The first major initial public offering of 2017 is coming in just a few months — at least if Snapchat parent Snap Inc stays on its tentative schedule. The thought is that the Snapchat IPO will go live in March, at an estimated valuation of $25 billion to $40 billion, and the offering is expected to raise up to $4 billion.
But no S-1 is available, so all those details are just educated guesses. Why no S-1? Because the company does not expect to reach $1 billion in revenue for all of 2017, so the company qualifies for an option that allows it to keep its S-1 hidden until closer to the IPO date.
So why should you pay a valuation of up to $40 billion, or even $25 billion, for a company that’s not expecting more than $1 billion in revenue this year?
Call it the Facebook Effect. If you bought into Facebook Inc (NASDAQ:FB) at its IPO in 2012, at the then-unheard-of price of $35 per share, you’re now sitting on shares worth more than $123 each; 250% returns in less than five years isn’t too shabby.
So now, Grandpa, do you know what Snapchat is? No?
Well, that’s OK. Apparently even Snapchat doesn’t know what Snapchat is.
A Camera Company?
Snapchat describes itself on its home page as a camera company. It’s far more accurate to say it’s a social networking company built around images.
Snapchat was first known for “disappearing” pictures — messages that are designed to be erased automatically after being read. It quickly added a “story” feature, combining pictures into a storyline that could be shared, along with video chat features. By last year, the company was doing 10 billion video views each day and launched a hardware product called Spectacles, a wireless camera built into a pair of glasses.
If some of these things sound familiar, it’s because Facebook, and Alphabet Inc (NASDAQ:GOOGL), have been copying them as fast as they can.
Facebook has Instagram, bought the same year Snapchat was launched for $1 billion, and right before the Facebook IPO. Their Direct service is directly competitive with the original Snapchat. Google now routinely offers users their photos as “stories,” and I got my mother’s funeral packaged for me before I returned home from the event.
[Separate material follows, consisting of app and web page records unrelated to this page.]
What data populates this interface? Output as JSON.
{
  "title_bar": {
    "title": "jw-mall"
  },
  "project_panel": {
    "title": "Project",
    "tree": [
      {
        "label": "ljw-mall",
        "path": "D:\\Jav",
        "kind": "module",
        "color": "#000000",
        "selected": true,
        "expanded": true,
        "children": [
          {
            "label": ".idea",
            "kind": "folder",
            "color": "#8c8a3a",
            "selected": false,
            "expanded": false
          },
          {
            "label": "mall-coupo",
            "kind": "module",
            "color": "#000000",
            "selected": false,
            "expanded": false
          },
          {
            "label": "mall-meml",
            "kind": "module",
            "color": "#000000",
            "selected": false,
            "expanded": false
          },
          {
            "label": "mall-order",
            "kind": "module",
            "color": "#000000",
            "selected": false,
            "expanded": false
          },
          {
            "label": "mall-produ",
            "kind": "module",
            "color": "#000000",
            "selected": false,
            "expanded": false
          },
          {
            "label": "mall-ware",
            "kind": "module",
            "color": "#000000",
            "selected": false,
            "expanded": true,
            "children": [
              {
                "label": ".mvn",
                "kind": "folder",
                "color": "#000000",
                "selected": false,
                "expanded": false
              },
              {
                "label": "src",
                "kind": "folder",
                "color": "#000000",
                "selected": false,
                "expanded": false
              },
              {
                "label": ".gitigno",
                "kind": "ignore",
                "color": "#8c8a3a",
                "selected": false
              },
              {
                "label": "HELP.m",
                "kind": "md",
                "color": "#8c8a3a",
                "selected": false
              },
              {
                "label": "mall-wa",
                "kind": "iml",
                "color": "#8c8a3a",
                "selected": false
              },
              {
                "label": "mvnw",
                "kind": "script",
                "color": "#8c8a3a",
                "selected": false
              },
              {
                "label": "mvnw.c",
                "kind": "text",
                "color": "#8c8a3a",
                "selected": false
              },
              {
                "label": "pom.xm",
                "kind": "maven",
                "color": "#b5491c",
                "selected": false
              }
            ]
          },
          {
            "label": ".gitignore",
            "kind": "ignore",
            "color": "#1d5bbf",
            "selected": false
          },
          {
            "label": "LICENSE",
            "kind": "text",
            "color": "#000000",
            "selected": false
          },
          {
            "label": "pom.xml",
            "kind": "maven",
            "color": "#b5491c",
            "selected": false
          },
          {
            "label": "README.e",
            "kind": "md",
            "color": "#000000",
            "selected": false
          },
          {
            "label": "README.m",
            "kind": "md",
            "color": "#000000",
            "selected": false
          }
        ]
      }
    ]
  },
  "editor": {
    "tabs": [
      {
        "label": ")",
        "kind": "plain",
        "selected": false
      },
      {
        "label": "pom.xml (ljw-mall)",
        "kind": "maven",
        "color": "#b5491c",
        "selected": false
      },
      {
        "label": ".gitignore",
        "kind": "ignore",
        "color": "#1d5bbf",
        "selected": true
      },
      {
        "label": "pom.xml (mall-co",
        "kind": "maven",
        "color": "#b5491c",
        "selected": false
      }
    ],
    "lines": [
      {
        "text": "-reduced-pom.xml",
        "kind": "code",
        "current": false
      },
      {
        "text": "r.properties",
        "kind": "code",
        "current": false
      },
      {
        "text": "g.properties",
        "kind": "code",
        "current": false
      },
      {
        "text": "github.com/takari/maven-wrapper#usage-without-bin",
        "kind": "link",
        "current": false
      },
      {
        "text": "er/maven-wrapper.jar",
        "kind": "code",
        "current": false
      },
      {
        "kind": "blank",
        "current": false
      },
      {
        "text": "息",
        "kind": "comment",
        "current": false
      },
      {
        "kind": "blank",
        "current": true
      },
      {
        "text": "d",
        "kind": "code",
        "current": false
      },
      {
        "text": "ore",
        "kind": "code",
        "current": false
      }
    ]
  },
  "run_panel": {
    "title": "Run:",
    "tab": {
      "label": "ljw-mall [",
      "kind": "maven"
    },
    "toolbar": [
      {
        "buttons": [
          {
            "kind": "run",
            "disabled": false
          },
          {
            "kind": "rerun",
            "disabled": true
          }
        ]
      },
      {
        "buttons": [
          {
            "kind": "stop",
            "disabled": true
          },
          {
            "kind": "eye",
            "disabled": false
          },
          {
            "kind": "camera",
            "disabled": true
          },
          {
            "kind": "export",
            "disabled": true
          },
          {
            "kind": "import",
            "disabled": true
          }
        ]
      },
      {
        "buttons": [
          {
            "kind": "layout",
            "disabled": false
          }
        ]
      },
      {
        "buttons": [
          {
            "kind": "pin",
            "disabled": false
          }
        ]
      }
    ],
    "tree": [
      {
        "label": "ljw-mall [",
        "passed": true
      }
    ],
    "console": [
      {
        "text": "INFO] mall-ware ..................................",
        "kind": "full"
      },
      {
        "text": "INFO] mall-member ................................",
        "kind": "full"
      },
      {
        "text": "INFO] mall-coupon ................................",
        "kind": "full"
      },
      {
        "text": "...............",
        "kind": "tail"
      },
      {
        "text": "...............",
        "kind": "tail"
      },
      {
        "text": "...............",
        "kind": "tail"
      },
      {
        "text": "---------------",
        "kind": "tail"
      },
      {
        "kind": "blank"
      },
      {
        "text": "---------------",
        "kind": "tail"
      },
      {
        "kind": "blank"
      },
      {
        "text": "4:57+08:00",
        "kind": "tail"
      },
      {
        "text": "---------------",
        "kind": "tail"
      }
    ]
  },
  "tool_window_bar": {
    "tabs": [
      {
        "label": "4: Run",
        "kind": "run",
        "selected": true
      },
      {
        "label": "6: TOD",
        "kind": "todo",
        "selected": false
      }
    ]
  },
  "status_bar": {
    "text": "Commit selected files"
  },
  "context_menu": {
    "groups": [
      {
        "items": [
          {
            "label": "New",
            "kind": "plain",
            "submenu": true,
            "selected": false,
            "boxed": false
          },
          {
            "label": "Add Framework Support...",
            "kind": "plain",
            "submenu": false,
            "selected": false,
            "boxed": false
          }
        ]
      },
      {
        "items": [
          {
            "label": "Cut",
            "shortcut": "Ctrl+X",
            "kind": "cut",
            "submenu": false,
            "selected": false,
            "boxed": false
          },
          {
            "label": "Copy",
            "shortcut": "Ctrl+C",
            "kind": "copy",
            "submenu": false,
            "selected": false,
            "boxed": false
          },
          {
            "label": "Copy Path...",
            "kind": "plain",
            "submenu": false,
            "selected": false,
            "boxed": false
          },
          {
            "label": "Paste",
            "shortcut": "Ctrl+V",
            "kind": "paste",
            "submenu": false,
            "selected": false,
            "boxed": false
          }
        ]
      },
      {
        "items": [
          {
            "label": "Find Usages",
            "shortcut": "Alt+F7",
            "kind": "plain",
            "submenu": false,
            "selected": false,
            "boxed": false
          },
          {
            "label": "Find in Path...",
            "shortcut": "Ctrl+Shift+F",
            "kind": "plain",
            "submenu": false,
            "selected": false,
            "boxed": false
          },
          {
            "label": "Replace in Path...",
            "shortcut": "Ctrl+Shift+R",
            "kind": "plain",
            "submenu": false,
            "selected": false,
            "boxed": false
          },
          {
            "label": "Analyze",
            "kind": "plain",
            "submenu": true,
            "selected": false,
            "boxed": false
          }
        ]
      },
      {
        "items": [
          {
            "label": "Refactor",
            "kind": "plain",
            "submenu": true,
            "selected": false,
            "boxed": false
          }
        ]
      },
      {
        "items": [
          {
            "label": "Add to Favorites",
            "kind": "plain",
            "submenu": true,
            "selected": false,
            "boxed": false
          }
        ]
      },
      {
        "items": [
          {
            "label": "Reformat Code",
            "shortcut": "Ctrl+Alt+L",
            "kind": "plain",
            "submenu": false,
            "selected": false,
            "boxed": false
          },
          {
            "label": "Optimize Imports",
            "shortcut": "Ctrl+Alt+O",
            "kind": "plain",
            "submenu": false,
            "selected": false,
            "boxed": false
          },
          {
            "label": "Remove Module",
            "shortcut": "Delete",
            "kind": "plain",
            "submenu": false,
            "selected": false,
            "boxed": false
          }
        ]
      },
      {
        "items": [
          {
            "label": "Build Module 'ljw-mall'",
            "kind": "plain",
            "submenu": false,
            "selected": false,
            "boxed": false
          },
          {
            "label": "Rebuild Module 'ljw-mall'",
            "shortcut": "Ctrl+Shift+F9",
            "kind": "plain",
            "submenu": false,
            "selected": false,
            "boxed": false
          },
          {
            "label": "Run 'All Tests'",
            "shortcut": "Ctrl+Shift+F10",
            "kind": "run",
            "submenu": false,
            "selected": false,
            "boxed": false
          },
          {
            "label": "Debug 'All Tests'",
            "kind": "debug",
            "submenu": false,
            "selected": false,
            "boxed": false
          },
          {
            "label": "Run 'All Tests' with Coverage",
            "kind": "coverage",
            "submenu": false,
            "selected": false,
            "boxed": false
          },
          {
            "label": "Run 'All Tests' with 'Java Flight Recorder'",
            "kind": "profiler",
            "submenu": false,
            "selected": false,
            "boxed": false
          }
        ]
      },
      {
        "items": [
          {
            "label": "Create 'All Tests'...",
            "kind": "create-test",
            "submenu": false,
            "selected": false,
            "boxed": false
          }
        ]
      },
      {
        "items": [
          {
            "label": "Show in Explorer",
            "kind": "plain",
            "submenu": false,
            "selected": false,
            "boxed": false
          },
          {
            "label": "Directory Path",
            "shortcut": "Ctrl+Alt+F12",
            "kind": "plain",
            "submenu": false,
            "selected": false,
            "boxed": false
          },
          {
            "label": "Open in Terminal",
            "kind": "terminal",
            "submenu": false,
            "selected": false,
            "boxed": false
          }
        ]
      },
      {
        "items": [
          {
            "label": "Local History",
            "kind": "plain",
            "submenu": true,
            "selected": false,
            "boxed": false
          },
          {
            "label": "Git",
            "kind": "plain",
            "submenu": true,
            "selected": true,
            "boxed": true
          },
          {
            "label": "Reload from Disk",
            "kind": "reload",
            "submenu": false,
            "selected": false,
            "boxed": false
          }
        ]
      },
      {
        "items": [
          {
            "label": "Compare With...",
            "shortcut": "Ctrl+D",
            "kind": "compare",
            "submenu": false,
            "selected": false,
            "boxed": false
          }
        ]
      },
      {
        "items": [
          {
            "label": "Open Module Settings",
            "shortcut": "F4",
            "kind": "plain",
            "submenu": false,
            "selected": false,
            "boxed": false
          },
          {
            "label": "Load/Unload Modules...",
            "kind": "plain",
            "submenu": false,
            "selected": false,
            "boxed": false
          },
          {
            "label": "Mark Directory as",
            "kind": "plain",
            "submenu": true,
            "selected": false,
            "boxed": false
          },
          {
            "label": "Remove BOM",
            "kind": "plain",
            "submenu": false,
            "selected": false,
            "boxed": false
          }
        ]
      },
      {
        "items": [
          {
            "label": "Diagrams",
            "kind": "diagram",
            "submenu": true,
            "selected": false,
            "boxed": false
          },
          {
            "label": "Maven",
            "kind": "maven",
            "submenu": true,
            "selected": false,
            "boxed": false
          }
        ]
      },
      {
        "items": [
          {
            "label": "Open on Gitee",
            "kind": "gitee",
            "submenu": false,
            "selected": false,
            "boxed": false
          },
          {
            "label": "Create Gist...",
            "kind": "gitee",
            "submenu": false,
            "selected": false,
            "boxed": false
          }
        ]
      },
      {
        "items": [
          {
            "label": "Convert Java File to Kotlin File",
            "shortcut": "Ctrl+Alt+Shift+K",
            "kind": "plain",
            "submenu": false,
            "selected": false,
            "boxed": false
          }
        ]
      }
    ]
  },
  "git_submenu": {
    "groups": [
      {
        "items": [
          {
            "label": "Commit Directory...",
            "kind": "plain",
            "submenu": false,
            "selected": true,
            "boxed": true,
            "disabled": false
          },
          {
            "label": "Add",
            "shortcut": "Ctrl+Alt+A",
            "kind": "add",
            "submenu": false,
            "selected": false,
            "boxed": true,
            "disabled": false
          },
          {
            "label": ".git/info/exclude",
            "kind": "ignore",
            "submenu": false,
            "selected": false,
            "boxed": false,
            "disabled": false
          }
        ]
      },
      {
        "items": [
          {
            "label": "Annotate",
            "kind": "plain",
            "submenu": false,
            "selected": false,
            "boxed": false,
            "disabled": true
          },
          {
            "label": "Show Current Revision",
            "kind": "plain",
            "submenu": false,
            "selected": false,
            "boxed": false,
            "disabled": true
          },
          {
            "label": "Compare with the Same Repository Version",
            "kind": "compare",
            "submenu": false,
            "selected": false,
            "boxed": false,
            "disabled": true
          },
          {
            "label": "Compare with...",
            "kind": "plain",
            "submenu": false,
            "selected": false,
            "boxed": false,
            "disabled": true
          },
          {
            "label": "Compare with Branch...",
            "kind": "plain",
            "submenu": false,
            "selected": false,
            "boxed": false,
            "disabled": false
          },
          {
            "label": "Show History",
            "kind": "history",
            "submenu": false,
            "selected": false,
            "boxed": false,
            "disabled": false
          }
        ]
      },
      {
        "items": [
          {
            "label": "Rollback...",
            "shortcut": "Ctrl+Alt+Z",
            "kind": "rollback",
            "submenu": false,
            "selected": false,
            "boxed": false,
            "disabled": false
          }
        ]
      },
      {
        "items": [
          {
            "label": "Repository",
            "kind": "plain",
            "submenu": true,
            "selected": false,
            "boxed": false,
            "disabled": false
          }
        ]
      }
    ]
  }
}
So again, why buy Snap?
It’s All About Growth
You buy Snap if you believe its growth story, which is eerily like that of Facebook.